C) Do the currency calculations before – Think to yourself how much would I pay in USD, or GBP £ or Euro. Then convert to local currency or you will pay a premium if you try it in your own. Then start negotiating.

D) Start very low if their price is very high. (The old low/high game)

E) Don’t look Desperate – Negotiation is about power in any culture 

If the price isn’t coming down, don’t be afraid to walk away! They will usually call you back if they really can lower the price.

F) Bulk Buying is Smart – If you see a few items you like at a market for example, try to purchase them all from one store to get a deal on everything. My favourite line is, “What is the best price you could do for me if i bought not just 1 but 5??” .

G) Don’t push too far!

Never get carried away. Remember it’s just a game and probably the small amount extra would mean alot more to them then you!

9. Don’t give to Street Children – Honestly i’m not heartless!

So a cute little kid comes up to you and try’s to give you a flowery necklace or just ask for change? The best thing I do is offer to buy them food if they wan’t it but not give them money.

Why? Usually these children do have a home and parent who sends them out to pry on un-expecting tourists.

We really don’t like this as it can give some the courage to believe that it is more useful to spend their time begging than going to school for a proper education.

Thai People and Culture (Do's and Don'ts Thailand)
Traditional Thai People (Do’s and Don’ts Thailand)

10. Monks and Women – Can I touch a monk??

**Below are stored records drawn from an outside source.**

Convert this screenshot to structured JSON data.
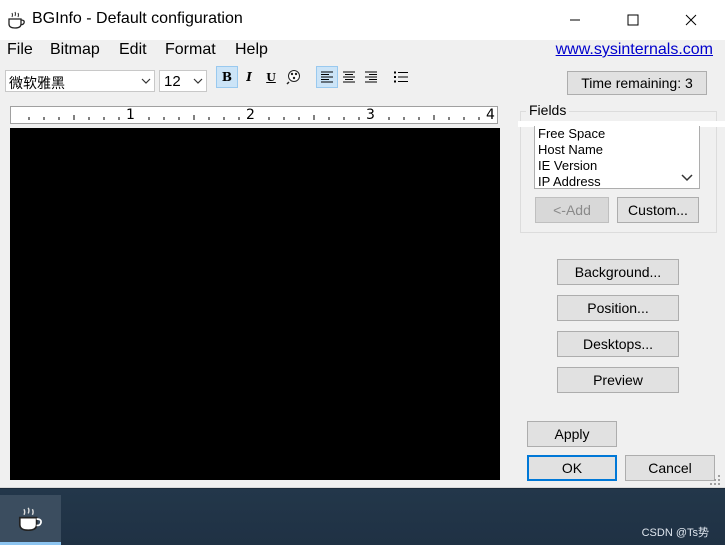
{
  "window": {
    "title": "BGInfo - Default configuration",
    "icon": "coffee-cup-icon"
  },
  "menu": {
    "items": [
      "File",
      "Bitmap",
      "Edit",
      "Format",
      "Help"
    ],
    "link": "www.sysinternals.com"
  },
  "toolbar": {
    "font_name": "微软雅黑",
    "font_size": "12",
    "bold": "B",
    "italic": "I",
    "underline": "U",
    "active_buttons": [
      "bold",
      "align-left"
    ],
    "time_remaining": "Time remaining: 3"
  },
  "ruler": {
    "numbers": [
      "1",
      "2",
      "3",
      "4"
    ]
  },
  "fields": {
    "label": "Fields",
    "items": [
      "Free Space",
      "Host Name",
      "IE Version",
      "IP Address"
    ],
    "add_label": "<-Add",
    "custom_label": "Custom..."
  },
  "buttons": {
    "background": "Background...",
    "position": "Position...",
    "desktops": "Desktops...",
    "preview": "Preview",
    "apply": "Apply",
    "ok": "OK",
    "cancel": "Cancel"
  },
  "taskbar": {
    "watermark": "CSDN @Ts势"
  },
  "colors": {
    "editor_bg": "#000000",
    "link": "#0000cc",
    "focus_border": "#0078d7",
    "taskbar": "#1f3144"
  }
}
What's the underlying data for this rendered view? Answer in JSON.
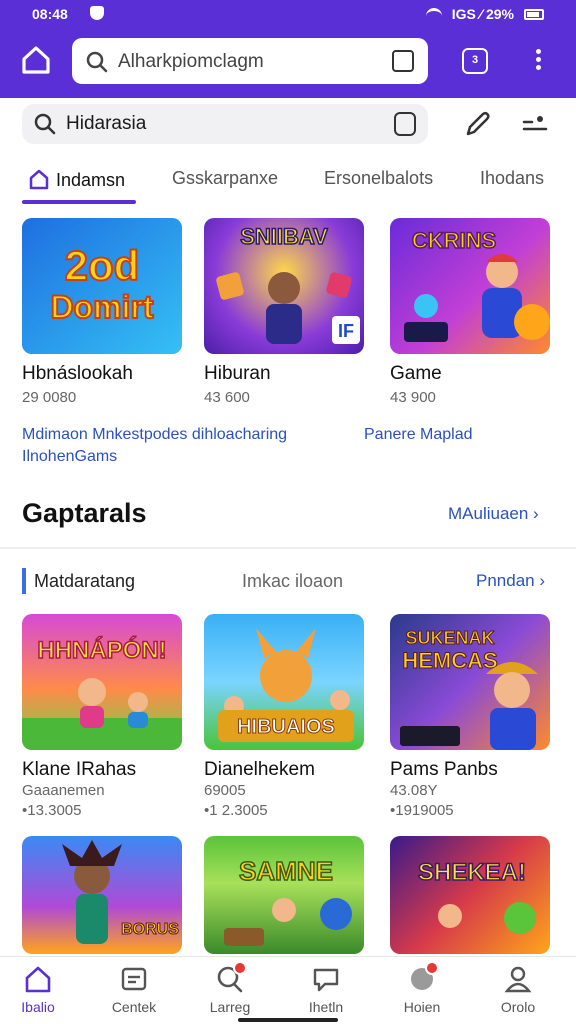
{
  "status": {
    "time": "08:48",
    "indicators": "IGS ⁄ 29%"
  },
  "browser": {
    "url_text": "Alharkpiomclagm",
    "tab_count": "3"
  },
  "search": {
    "value": "Hidarasia"
  },
  "category_tabs": [
    {
      "label": "Indamsn"
    },
    {
      "label": "Gsskarpanxe"
    },
    {
      "label": "Ersonelbalots"
    },
    {
      "label": "Ihodans"
    }
  ],
  "top_cards": [
    {
      "title": "Hbnáslookah",
      "meta": "29 0080",
      "art_text": "2od Domirt"
    },
    {
      "title": "Hiburan",
      "meta": "43 600",
      "art_text": "SNIIBAV"
    },
    {
      "title": "Game",
      "meta": "43 900",
      "art_text": "CKRINS"
    }
  ],
  "promo_links": {
    "left_line1": "Mdimaon Mnkestpodes dihloacharing",
    "left_line2": "IlnohenGams",
    "right": "Panere Maplad"
  },
  "section": {
    "title": "Gaptarals",
    "more_link": "MAuliuaen ›",
    "sub_label": "Matdaratang",
    "sub_mid": "Imkac iloaon",
    "sub_link": "Pnndan ›"
  },
  "grid_cards": [
    {
      "title": "Klane IRahas",
      "line1": "Gaaanemen",
      "line2": "•13.3005",
      "art_text": "HHNÁPÓN!"
    },
    {
      "title": "Dianelhekem",
      "line1": "69005",
      "line2": "•1 2.3005",
      "art_text": "HIBUAIOS"
    },
    {
      "title": "Pams Panbs",
      "line1": "43.08Y",
      "line2": "•1919005",
      "art_text": "SUKENAK HEMCAS"
    },
    {
      "title": "",
      "line1": "",
      "line2": "",
      "art_text": "BORUS"
    },
    {
      "title": "",
      "line1": "",
      "line2": "",
      "art_text": "SAMNE"
    },
    {
      "title": "",
      "line1": "",
      "line2": "",
      "art_text": "SHEKEA!"
    }
  ],
  "bottom_nav": [
    {
      "label": "Ibalio",
      "icon": "home-icon"
    },
    {
      "label": "Centek",
      "icon": "store-icon"
    },
    {
      "label": "Larreg",
      "icon": "search-icon"
    },
    {
      "label": "Ihetln",
      "icon": "chat-icon"
    },
    {
      "label": "Hoien",
      "icon": "bell-icon"
    },
    {
      "label": "Orolo",
      "icon": "profile-icon"
    }
  ],
  "colors": {
    "brand": "#5b2fd6",
    "link": "#2a52be",
    "notification": "#e53935"
  }
}
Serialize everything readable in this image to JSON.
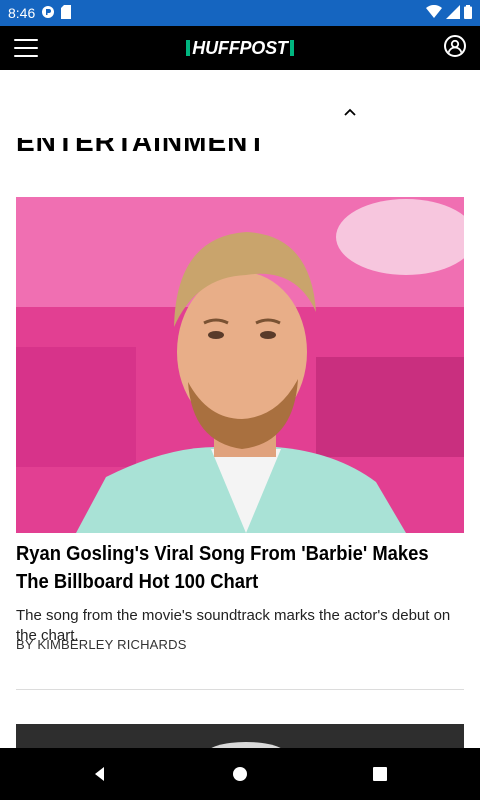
{
  "status_bar": {
    "time": "8:46",
    "icons": [
      "data-saver-icon",
      "sim-card-icon",
      "wifi-icon",
      "cell-signal-icon",
      "battery-icon"
    ]
  },
  "app_bar": {
    "brand": "HUFFPOST",
    "brand_color": "#00b57f",
    "menu_icon": "hamburger-menu-icon",
    "account_icon": "account-icon"
  },
  "section": {
    "title": "ENTERTAINMENT"
  },
  "article": {
    "headline": "Ryan Gosling's Viral Song From 'Barbie' Makes The Billboard Hot 100 Chart",
    "summary": "The song from the movie's soundtrack marks the actor's debut on the chart.",
    "byline": "BY KIMBERLEY RICHARDS",
    "image_background_color": "#e0398e"
  },
  "nav_bar": {
    "icons": [
      "back-icon",
      "home-icon",
      "recents-icon"
    ]
  }
}
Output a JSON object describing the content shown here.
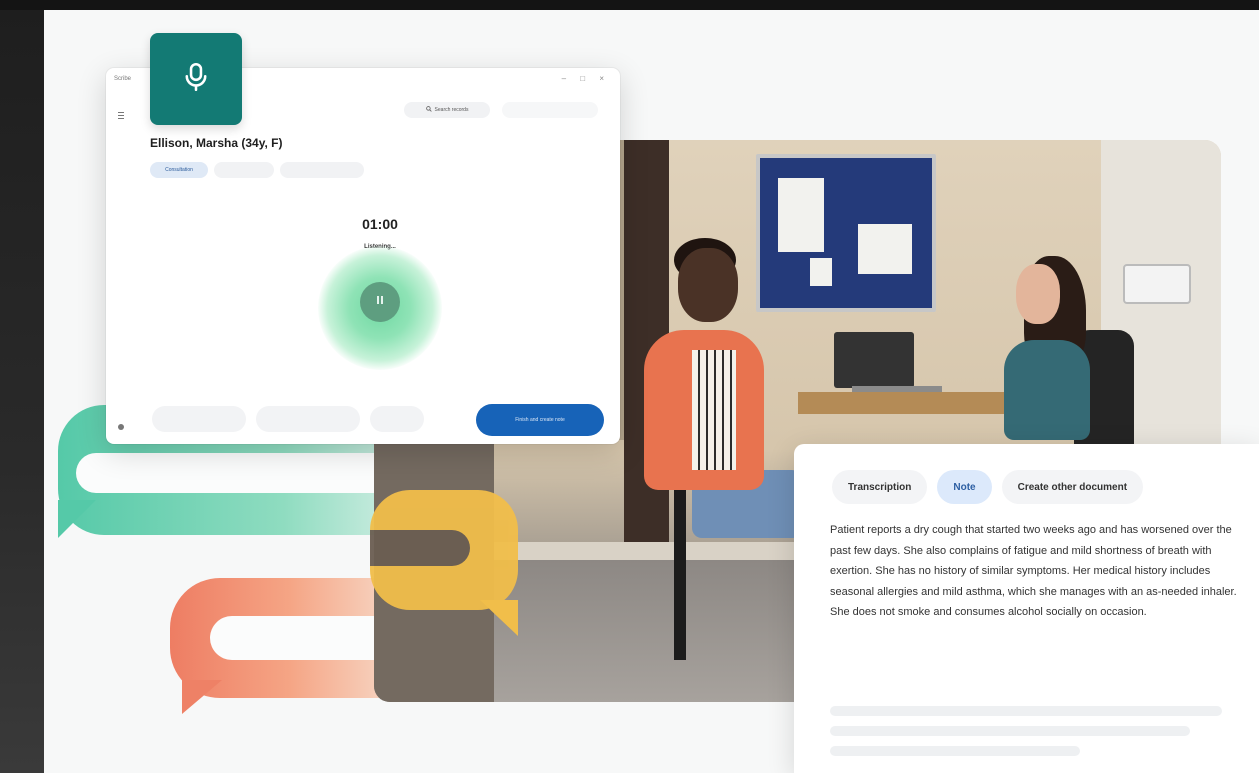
{
  "window": {
    "title": "Scribe",
    "controls": "– □ ×",
    "patient_name": "Ellison, Marsha (34y, F)",
    "chip_label": "Consultation",
    "top_button_label": "Search records",
    "timer": "01:00",
    "status": "Listening...",
    "primary_button_label": "Finish and create note"
  },
  "note_card": {
    "tabs": [
      {
        "label": "Transcription",
        "active": false
      },
      {
        "label": "Note",
        "active": true
      },
      {
        "label": "Create other document",
        "active": false
      }
    ],
    "body": "Patient reports a dry cough that started two weeks ago and has worsened over the past few days. She also complains of fatigue and mild shortness of breath with exertion. She has no history of similar symptoms. Her medical history includes seasonal allergies and mild asthma, which she manages with an as-needed inhaler. She does not smoke and consumes alcohol socially on occasion."
  },
  "colors": {
    "accent_teal": "#137a74",
    "primary_blue": "#1763b8",
    "listening_green": "#6fd8a2",
    "bubble_green": "#55c9a8",
    "bubble_yellow": "#f1be4a",
    "bubble_orange": "#ee7d63"
  },
  "icons": {
    "mic_tile": "microphone-icon",
    "pause": "pause-icon",
    "menu": "menu-icon"
  }
}
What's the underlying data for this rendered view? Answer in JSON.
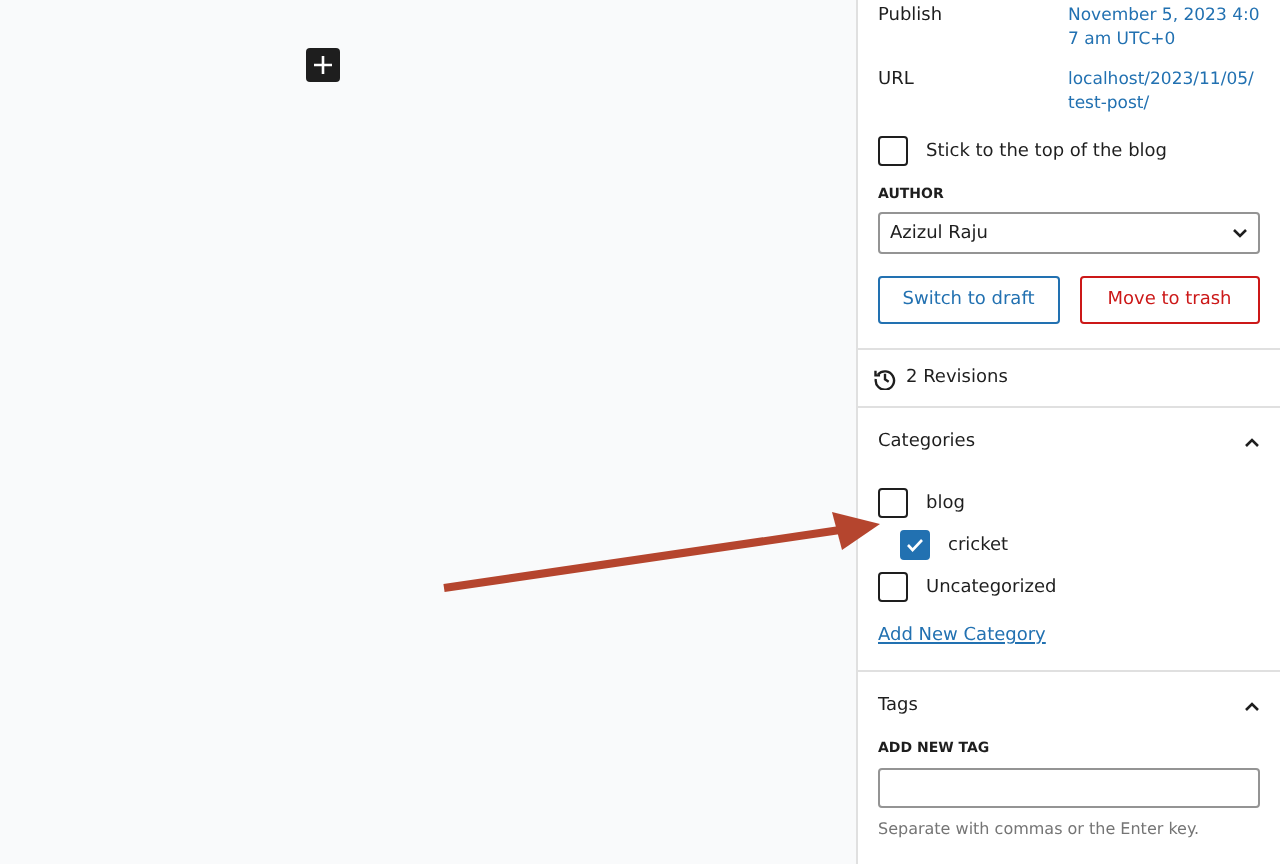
{
  "publish": {
    "label": "Publish",
    "value": "November 5, 2023 4:07 am UTC+0"
  },
  "url": {
    "label": "URL",
    "value": "localhost/2023/11/05/test-post/"
  },
  "sticky": {
    "label": "Stick to the top of the blog",
    "checked": false
  },
  "author": {
    "label": "AUTHOR",
    "value": "Azizul Raju"
  },
  "buttons": [
    {
      "label": "Switch to draft",
      "kind": "secondary"
    },
    {
      "label": "Move to trash",
      "kind": "danger"
    }
  ],
  "revisions": "2 Revisions",
  "categories": {
    "title": "Categories",
    "expanded": true,
    "items": [
      {
        "label": "blog",
        "checked": false,
        "children": [
          {
            "label": "cricket",
            "checked": true
          }
        ]
      },
      {
        "label": "Uncategorized",
        "checked": false
      }
    ],
    "add_link": "Add New Category"
  },
  "tags": {
    "title": "Tags",
    "expanded": true,
    "label": "ADD NEW TAG",
    "help": "Separate with commas or the Enter key."
  }
}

As Monks have strict rules and codes of conduct to live by Women should not touch monks. If you wish to offer a monk something or a donation at a temple, you should place it somewhere within his reach or on the monk’s receiving cloth for him to collect

Monks in Thailand (Do's and Don'ts Thailand)
Religious Ceremony with Buddhist Monks in Thailand. (Do’s and Don’ts Thailand)

Thailand Cultural Tips & Faux Pas

Do I need to leave Tips in Thailand?

In Thailand Society and many parts of South east Asia, tips are not expected in restaurants or taxis.

However, it has started to become more common for those working in busy the tourist area to supplement their income using tips.

So maybe this is one thing from western culture which is perfectly acceptable as a way of showing your gratitude for services. I tend to tip when using a local guide, driver or boat captain.

Ladyboy Etiquette & Massage.

Yes, Unfortunately they are very common in many touristic parts of Thailand such as Pattaya, Patong and even Bangkok. Having said that these provide great sources of income for the local people in these areas and are a tourist attraction in their own right.

Whether they are you thing or not, you should be aware of how to spot them and not to offend them. Usually, they are based around various go, go bars and the more seedy looking massage parlours.

If you would like a genuine massage only, highly recommended! I would suggest looking for a place with looks larger and more established in a more built up area away from the bars.

These will provide traditional high quality Thai massage which is perfect to ease those aching travel feet.

Generally if approached a ladyboy most can be easy to spot, the Adams apple helps, size of hands. If approached and you feel uncomfortable just politely smile and decline, then walk on!

Don’t – Handle Objects with your left hand only!

Sorry lefties, in many cultures the left hand has been associated with lack of trust and evil spirits. For example, in Italian Sinistra means left or Sinister in english!

So avoid handing any object to someone with your left hand alone, the most polite way to pass objects being with both hands. An alternative to politely pass objects is to touch your right elbow with your left arm and then hand over the item with your right hand.